The original intent of copyright law was to give authors and creators the rights to determine how their creative works might be used, reproduced or copied, distributed, adapted, performed, or displayed.
However, in academia and the publishing world today, authors are often required to assign their copyright to their publisher. This means copyright today may not always be protecting the rights of authors, as originally intended, but rather publishers who stand to profit from controlling access and use of the work. (We'll look at authors' rights elsewhere in this guide.)
U.S. copyright law covers original creative works. The term "creative works" covers a wide spectrum of material including research articles, books and manuscripts in any field, artwork (paintings; sculpture; graphics; photographs, etc.), video and audio recordings (on various types of media), musical scores and compositions, architectural designs, video games, software code, unpublished creative works, and more.
When and how does copyright protection begin?
As soon as a creative work is "fixed in a tangible medium of expression," it is automatically protected by copyright. This means that a saved draft of an original paper is protected, as is the final published version.
There's some jargon in that last paragraph, so let's parse that legal phrase. According to Wex Legal Dictionary from Cornell University Law School, a work is fixed in a tangible medium of expression when:

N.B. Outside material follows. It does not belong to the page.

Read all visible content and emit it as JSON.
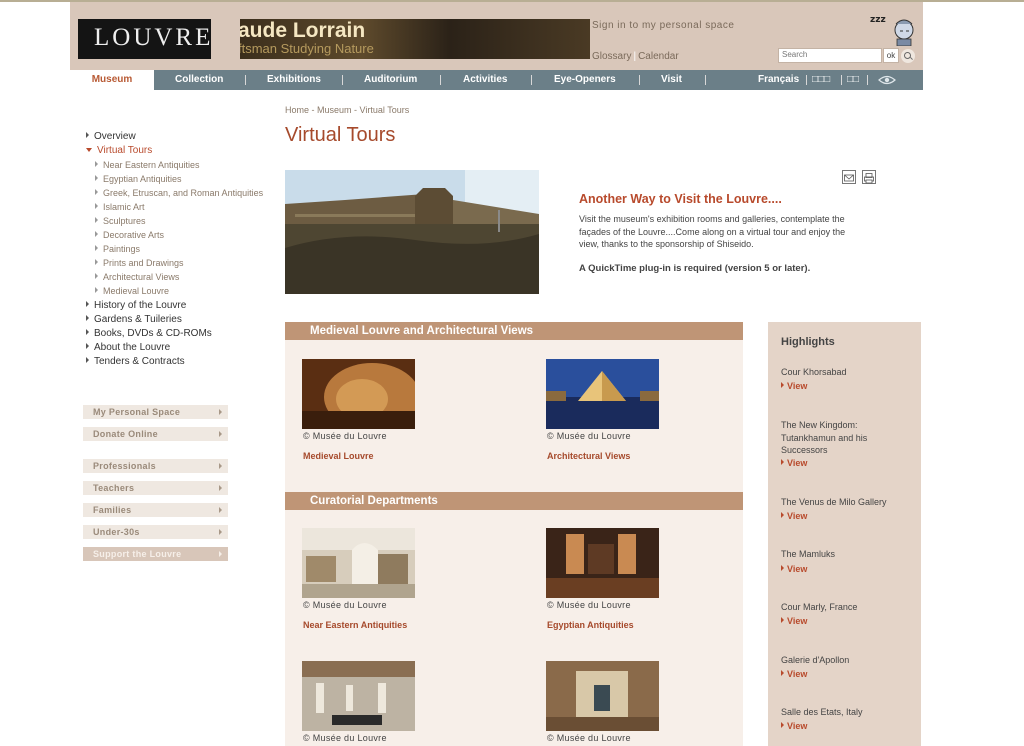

its embodiment ...by or under the authority of the author, is sufficiently permanent or stable to permit it to be perceived, reproduced, or otherwise communicated for a period of more than transitory duration.
Who holds the copyright? Authors and creators are automatically the copyright holders of their own original "fixed" creative works, unless they sign over their copyrights to someone else. The author or creator does not need to file for a copyright, put a copyright symbol on their online work, or take any action for copyright protection to take effect for their "fixed" creative works.
If an item or material is not considered creative expression in the broadest sense possible, it cannot be copyrighted. Examples here would be sheer facts; a phone book that lists names A-Z; a name or short phrase; plain factual data arranged in a spreadsheet, such as a monthly record of rainfall amounts. Similarly, items that are not cannot be copyrighted. Examples here would be ideas or a speech that is not written down or recorded in any way.
Note that there could be subtle exceptions here. Facts and data are often analyzed, selected, described, interpreted, and organized in an interesting or unique way, and presented in a creative and fixed format - for example, a book called 101 Facts about Bears or a colorful and unique infographic poster poster on Big Data that involved data selection, interpretation, graphic design layout, and so on. Such works (not the facts or data themselves) would be both creative and fixed, and thus protected by copyright.